Facebook / Erica Becerra / Via Facebook: erika.avilez.92775

Avilez said that in the first week of November, his 33-year-old sister began to experience contractions and spent two days as a patient at the Henry Ford Hospital for observation. Soon after returning home, Becerra began to show COVID-19 symptoms.

"She called my mom that Monday morning [and said], 'Mom, I think they hurt me at the hospital, it hurts to breathe, it hurts to move, I don’t feel good.'"

By Nov. 11, Becerra's condition had deteriorated to such an extent that she had to be rushed to the hospital via ambulance. After three days with no improvement, her doctors made the decision to induce labor.

Baby Diego Antonio — named for his father — was born Nov. 15. Becerra was intubated immediately after giving birth.

"Right after she gave birth to her son, they put her in the tube because her body wasn’t retaining oxygen anymore," Avilez told CNN. "And then after that, she wasn’t able to meet her newborn baby.

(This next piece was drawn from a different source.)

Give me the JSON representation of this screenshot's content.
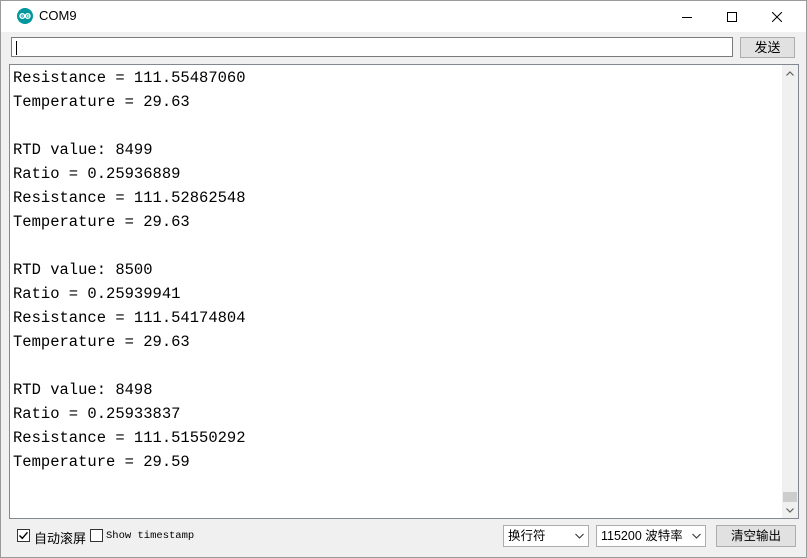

Claudia Garcia / Via gofundme.com

"From what the nurse told us, they were only able to put him up to her cheek [but] she wasn't conscious at the time anymore."

In an interview with Los Angeles CBS affiliate KCAL, Avilez said through tears that he and other family members traveled to Detroit last week as Becerra's condition worsened.

"Towards the last moments, she was tearing up," Avilez said. "I know she heard us as we prayed for her, we talked to her, we comforted her in the last moments."

In Monday's CNN interview, Avilez said that the entire family will do whatever it takes to support Becerra's husband, son, and daughter.

"As much as my sister loved everybody, everybody is going to be there for those two babies. They have a lot of love from both sides," he said. "Right now we just gotta enjoy them as much as we can."

Becerra's family and friends aren't the only ones to offer support. On Friday, her godmother, Claudia Garcia, created a GoFundMe to help the family with funeral expenses and the cost of travel from Los Angeles to Detroit.

The goal was $10,000, with the promise that any extra money would go directly "towards the day to day needs of [Becerra's] young children."

As of Tuesday, more than 1,700 people had donated more than $70,000.

A BuzzFeed News investigation, in partnership with the International Consortium of Investigative Journalists, based on thousands of documents the government didn't want you to see.